Scan the listing below for "dashboard", then report every line that has it.

━━━━━━━━━━━━━━━━━━━━

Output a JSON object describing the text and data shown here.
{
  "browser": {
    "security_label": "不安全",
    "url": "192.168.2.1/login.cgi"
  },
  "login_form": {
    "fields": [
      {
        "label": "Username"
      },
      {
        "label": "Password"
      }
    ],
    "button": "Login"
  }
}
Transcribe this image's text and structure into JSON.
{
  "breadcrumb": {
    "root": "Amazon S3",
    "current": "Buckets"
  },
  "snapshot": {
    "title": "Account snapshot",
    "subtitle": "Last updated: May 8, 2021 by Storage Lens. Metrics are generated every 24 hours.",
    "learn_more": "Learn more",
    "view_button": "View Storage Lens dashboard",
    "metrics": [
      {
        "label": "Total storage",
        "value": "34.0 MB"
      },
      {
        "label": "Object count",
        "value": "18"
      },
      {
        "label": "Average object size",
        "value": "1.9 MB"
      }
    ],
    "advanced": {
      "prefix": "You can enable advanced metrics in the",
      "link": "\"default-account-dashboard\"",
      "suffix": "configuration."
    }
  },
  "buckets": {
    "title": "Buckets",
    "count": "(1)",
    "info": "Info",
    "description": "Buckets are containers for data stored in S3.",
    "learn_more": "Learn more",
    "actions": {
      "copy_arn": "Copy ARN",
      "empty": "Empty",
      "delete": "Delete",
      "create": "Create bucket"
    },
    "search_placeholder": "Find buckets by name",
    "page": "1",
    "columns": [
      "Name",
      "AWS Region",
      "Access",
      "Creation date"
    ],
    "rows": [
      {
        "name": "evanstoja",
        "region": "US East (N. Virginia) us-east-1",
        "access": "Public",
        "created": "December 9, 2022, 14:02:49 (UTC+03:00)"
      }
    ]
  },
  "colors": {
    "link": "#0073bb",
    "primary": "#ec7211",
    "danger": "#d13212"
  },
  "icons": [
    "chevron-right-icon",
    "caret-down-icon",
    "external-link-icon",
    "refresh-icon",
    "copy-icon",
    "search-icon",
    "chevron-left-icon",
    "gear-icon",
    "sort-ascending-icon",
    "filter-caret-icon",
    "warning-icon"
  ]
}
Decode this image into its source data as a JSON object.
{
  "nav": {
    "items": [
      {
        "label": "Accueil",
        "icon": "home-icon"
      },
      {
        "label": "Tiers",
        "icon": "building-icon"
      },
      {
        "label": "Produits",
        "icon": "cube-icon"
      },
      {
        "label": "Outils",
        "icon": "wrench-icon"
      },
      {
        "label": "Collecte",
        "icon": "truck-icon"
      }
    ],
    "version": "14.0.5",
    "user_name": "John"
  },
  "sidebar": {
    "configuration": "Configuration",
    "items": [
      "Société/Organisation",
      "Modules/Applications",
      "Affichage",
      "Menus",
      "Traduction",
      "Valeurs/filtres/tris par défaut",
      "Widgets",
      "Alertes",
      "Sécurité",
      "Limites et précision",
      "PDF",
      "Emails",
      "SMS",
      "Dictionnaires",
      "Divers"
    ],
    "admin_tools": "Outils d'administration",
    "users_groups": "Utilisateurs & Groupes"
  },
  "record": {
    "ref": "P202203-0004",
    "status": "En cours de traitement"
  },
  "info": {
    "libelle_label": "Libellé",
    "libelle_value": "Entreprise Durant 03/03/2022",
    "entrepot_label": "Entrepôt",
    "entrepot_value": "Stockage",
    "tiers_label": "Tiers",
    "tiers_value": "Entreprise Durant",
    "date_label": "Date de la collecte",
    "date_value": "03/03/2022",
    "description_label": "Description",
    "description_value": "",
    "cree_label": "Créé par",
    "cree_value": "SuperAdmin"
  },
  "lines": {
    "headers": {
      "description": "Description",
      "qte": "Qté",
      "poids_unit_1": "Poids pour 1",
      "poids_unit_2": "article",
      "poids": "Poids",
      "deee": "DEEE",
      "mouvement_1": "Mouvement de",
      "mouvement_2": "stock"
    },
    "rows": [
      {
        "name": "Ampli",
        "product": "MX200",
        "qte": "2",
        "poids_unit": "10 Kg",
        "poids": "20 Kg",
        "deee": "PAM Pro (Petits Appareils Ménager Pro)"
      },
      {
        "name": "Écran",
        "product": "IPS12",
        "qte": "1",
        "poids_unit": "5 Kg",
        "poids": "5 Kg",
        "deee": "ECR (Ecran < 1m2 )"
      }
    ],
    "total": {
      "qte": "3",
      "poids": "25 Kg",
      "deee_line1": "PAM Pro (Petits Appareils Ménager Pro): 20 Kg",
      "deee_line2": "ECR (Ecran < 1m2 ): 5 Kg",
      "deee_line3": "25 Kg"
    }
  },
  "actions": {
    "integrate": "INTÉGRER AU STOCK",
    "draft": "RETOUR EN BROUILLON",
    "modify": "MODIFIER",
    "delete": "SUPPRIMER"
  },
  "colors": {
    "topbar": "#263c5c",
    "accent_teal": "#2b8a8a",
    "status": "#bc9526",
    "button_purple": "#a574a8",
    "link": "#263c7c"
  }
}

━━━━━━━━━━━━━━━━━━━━

● Solution to this exercise
    "view_button": "View Storage Lens dashboard",
      "link": "\"default-account-dashboard\"",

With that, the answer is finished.